A high school geography course requirement at the Oxnard Union High School District in California could be eliminated to make way for a new offering designed to help ninth-graders make the transition to high school, according to a recent article in the Ventura County Star.
“What we’re looking at is trying to develop a course for our freshmen to take that would provide what we call 21st-century skills,” said Assistant Superintendent Bill Dabbs. Those skills include creativity, collaboration, technology and a background in how to prepare for college and careers—”a lot of issues in terms of the transition from the eighth grade to the ninth grade and what we can do to increase graduation rates, increase college-going rates.”
According to the article, the district is in the early planning stages for any proposed curricular changes to make way for the “freshman skills” course, but geography supporters in the school are already rallying around the course.
In fact, geography educators argue that the subject teaches some of the most important 21st-century skills. Geography helps us better understand the global economy, complex international relations, and environmental challenges. Geography helps business leaders create and market new products and services. Geography gives people knowledge needed to use natural resources in a sustainable manner. Geography helps citizens make informed decisions about land use and transportation in their communities.

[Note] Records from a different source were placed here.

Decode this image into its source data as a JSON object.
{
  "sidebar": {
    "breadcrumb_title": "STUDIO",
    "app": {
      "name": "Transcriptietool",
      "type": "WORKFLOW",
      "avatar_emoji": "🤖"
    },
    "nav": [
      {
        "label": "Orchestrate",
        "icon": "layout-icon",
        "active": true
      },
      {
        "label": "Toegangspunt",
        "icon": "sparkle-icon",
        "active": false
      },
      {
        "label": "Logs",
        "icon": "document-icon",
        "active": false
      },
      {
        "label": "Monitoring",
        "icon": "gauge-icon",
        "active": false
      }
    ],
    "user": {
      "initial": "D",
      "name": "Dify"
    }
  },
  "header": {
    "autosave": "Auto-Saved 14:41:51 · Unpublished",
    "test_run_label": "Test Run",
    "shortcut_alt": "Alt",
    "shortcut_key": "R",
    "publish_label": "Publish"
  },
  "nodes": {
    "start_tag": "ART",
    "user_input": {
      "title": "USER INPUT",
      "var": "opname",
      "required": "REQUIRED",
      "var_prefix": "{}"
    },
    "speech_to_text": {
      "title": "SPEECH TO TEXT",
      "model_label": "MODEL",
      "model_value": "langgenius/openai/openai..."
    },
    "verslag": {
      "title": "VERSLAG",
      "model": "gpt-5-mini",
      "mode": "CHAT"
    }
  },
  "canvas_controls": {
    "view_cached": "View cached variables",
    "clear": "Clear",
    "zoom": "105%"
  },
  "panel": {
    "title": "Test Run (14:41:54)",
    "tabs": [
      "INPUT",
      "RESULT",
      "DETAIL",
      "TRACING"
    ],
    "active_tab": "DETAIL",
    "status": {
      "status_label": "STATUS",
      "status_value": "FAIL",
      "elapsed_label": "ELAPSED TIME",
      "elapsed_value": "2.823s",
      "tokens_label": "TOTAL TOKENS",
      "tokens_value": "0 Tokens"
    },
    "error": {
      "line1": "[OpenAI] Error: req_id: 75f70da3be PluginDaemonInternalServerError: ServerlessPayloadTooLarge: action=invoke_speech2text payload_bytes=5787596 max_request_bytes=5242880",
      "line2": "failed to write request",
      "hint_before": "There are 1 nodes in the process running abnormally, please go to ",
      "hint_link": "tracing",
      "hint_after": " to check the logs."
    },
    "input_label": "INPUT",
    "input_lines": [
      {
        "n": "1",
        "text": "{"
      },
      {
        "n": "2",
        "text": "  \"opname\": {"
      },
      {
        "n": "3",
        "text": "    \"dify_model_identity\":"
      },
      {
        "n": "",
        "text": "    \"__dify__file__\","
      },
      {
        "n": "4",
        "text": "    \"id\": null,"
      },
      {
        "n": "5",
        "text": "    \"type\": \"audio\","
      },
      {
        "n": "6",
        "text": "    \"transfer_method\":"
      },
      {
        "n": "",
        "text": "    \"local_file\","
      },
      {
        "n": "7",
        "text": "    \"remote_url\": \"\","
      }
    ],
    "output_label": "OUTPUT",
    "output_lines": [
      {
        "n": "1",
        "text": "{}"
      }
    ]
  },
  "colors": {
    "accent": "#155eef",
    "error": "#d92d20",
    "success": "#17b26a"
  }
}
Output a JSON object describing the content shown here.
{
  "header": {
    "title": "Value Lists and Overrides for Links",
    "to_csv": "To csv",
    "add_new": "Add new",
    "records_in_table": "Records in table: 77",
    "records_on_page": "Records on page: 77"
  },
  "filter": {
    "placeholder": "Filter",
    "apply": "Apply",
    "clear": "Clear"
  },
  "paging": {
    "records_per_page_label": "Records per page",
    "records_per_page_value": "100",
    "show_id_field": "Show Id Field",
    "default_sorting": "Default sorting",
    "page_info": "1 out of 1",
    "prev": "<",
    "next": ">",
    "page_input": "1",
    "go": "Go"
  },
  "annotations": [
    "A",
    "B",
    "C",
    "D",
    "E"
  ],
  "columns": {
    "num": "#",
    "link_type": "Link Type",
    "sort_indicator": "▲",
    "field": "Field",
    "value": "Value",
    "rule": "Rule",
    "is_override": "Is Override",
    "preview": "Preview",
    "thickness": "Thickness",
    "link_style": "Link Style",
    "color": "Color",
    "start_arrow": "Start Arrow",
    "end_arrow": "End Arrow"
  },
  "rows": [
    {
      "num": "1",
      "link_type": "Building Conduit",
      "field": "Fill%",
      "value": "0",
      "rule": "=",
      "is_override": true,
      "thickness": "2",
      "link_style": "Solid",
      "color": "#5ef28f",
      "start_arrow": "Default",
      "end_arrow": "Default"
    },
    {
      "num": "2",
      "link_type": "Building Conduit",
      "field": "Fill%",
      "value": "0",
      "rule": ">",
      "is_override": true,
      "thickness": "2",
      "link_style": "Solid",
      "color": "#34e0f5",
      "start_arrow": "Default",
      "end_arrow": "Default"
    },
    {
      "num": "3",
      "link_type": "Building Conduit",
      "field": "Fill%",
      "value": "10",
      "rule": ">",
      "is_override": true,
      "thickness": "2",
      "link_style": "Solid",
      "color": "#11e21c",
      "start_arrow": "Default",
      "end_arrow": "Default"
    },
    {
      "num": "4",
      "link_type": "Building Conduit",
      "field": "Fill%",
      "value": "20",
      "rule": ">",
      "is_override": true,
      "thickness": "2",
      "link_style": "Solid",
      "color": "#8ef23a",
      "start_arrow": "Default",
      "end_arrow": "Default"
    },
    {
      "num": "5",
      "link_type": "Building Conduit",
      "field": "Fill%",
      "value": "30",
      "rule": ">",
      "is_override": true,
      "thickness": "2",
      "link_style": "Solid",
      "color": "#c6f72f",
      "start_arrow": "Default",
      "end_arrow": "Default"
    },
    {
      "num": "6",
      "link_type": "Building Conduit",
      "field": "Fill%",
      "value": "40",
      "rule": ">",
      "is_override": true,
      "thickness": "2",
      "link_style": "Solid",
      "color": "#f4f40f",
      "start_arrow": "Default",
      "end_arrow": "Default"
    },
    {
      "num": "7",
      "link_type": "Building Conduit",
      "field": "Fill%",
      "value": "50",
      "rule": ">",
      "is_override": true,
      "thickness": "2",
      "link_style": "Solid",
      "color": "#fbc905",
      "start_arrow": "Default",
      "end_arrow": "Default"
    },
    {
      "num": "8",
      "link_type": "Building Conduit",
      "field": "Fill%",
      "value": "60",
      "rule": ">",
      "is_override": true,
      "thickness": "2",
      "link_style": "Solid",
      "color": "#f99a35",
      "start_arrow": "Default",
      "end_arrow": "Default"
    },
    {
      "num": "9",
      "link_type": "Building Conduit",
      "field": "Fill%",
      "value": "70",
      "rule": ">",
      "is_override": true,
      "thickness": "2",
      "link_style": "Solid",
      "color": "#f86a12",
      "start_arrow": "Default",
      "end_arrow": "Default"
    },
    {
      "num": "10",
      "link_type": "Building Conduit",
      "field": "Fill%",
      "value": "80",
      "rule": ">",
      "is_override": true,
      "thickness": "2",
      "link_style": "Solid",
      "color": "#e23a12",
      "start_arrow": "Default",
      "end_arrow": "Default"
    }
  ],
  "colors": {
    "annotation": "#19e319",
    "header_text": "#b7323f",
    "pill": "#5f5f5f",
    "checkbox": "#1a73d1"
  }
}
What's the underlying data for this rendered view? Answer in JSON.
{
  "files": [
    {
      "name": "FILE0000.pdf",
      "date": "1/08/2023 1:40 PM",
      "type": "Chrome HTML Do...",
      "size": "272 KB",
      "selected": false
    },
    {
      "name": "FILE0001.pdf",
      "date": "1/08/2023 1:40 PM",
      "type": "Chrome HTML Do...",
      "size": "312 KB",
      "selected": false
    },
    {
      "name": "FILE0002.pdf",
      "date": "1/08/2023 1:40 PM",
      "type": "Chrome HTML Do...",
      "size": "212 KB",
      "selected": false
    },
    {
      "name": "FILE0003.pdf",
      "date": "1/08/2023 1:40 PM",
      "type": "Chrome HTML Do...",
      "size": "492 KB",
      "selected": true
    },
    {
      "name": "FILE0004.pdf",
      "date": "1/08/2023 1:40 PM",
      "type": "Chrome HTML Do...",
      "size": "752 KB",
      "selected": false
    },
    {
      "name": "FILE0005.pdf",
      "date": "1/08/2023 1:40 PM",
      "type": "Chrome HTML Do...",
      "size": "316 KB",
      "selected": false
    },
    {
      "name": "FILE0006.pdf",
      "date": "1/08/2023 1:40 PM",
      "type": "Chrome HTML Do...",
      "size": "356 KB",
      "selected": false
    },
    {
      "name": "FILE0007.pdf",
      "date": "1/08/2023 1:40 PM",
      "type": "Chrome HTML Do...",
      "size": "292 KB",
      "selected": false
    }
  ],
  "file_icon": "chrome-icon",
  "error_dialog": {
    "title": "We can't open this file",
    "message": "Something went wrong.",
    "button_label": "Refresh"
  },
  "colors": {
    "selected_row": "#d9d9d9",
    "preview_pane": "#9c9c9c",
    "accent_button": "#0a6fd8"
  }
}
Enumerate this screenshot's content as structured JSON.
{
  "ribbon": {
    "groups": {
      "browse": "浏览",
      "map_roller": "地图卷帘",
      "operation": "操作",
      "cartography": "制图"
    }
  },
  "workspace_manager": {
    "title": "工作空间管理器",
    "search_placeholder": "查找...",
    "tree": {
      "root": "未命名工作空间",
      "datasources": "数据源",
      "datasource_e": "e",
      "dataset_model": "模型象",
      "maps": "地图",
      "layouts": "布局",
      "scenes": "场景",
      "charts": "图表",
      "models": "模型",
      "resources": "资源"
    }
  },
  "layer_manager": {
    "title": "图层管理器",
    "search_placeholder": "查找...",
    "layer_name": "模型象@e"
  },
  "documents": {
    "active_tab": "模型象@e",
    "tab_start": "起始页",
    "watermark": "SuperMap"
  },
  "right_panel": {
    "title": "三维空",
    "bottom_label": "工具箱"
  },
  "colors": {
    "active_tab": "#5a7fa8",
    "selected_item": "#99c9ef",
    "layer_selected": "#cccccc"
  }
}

The list of benefits of geography knowledge and skills is long. Let’s work to make sure geography is a robust part of the curriculum for every student—and not on the chopping block any time a school needs to find space for a new course offering.